Exercise data START

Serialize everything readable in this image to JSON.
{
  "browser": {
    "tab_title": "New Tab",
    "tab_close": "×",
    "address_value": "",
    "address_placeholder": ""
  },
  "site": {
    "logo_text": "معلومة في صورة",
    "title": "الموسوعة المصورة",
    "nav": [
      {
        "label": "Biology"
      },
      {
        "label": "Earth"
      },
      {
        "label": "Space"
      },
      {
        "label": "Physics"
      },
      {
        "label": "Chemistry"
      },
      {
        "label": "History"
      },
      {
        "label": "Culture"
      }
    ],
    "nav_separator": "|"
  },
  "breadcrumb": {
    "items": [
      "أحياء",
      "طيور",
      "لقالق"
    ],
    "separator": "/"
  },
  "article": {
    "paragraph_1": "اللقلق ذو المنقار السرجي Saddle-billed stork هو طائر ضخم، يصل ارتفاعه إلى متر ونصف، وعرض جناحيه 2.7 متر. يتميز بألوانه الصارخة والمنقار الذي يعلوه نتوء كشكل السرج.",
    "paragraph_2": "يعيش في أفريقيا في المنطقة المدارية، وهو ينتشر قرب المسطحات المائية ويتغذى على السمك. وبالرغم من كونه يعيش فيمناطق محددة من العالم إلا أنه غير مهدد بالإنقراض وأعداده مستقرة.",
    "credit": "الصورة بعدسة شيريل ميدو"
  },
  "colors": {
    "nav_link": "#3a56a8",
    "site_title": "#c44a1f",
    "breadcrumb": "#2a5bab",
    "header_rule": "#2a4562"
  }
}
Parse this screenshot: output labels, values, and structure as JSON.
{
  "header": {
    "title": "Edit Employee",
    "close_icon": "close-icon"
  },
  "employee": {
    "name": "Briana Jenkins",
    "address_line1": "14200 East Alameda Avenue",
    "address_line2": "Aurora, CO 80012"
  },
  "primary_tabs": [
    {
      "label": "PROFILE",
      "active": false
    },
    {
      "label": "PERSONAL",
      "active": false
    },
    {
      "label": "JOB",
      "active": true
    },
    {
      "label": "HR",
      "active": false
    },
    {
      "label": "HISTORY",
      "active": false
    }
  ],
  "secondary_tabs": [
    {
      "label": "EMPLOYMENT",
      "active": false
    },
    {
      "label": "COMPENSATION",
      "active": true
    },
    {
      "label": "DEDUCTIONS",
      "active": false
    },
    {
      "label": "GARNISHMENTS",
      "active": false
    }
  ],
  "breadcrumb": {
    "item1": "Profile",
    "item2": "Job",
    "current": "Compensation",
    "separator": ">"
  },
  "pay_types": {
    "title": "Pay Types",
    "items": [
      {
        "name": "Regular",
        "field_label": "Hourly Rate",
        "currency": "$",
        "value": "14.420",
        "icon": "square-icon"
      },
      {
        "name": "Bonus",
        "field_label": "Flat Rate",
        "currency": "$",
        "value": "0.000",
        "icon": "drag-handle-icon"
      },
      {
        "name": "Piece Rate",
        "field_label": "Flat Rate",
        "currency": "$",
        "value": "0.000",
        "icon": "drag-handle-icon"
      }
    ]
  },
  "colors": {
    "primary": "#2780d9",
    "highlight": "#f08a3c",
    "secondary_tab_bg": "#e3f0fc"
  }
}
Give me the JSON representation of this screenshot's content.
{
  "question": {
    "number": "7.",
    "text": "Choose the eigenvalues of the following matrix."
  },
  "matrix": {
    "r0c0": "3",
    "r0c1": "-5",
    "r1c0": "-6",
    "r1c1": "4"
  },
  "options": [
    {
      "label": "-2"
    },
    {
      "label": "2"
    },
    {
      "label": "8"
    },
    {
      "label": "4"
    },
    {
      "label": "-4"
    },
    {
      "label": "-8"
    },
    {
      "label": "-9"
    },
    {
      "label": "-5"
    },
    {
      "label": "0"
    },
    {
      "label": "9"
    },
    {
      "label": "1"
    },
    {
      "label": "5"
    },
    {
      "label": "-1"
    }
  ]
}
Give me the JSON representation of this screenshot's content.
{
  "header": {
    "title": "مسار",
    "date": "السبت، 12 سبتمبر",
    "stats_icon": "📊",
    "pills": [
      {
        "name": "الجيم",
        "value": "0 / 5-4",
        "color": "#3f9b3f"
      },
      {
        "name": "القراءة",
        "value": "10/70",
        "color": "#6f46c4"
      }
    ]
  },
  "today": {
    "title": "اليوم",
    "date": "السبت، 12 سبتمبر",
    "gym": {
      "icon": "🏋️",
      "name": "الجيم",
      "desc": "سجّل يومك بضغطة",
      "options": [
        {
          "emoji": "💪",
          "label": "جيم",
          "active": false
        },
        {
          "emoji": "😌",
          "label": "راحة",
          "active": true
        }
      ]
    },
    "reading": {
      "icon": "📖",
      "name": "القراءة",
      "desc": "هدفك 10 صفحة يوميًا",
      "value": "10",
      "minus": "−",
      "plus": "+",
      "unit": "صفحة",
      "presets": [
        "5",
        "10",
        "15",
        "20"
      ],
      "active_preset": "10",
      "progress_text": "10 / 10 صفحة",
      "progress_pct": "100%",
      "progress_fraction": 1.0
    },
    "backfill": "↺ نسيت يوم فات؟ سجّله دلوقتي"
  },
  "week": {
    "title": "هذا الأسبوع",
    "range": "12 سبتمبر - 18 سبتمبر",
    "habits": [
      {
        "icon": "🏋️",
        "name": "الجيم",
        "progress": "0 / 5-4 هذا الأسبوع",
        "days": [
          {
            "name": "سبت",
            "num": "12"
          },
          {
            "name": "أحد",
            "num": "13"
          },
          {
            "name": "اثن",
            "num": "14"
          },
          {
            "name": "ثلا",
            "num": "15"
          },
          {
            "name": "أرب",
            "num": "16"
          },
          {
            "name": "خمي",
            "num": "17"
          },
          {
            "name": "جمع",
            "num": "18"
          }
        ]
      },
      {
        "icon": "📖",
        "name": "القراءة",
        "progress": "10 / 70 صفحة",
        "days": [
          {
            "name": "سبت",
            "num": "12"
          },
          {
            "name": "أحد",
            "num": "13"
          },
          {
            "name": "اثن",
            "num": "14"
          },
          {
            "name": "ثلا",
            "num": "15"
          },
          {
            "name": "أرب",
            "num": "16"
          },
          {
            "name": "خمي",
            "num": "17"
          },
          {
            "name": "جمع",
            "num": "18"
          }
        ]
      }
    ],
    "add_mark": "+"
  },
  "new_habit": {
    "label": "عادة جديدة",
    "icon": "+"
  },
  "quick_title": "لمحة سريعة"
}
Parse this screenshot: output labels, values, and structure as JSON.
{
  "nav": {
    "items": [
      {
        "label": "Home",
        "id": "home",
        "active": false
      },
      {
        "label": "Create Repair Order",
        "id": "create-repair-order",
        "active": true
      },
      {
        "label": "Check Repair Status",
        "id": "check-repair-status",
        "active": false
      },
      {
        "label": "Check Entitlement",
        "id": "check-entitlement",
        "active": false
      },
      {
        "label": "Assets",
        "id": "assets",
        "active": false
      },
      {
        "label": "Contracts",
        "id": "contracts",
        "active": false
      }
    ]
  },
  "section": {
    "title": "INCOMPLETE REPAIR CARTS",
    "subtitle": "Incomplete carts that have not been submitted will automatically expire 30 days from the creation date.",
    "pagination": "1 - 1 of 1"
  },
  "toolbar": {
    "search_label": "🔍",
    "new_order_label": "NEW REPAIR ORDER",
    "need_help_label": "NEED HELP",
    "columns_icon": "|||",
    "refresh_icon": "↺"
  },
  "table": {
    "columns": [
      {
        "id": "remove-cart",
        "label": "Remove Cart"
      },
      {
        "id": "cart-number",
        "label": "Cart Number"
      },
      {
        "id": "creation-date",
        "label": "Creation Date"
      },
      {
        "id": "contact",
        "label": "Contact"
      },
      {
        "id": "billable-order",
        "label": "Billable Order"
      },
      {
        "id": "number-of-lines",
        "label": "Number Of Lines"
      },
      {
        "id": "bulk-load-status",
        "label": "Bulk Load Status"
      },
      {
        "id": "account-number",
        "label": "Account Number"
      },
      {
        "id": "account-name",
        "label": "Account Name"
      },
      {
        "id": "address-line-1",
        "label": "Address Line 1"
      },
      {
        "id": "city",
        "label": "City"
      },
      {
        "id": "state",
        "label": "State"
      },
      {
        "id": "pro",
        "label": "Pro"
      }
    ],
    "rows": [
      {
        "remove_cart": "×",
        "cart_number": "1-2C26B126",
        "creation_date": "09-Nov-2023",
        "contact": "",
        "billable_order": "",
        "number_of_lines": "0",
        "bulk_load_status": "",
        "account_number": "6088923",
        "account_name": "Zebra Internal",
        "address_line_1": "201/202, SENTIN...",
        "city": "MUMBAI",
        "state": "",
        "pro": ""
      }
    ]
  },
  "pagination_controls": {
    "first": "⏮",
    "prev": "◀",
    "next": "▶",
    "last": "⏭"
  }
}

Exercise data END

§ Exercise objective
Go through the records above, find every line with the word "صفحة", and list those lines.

§ Answer to this task
      "desc": "هدفك 10 صفحة يوميًا",
      "unit": "صفحة",
      "progress_text": "10 / 10 صفحة",
        "progress": "10 / 70 صفحة",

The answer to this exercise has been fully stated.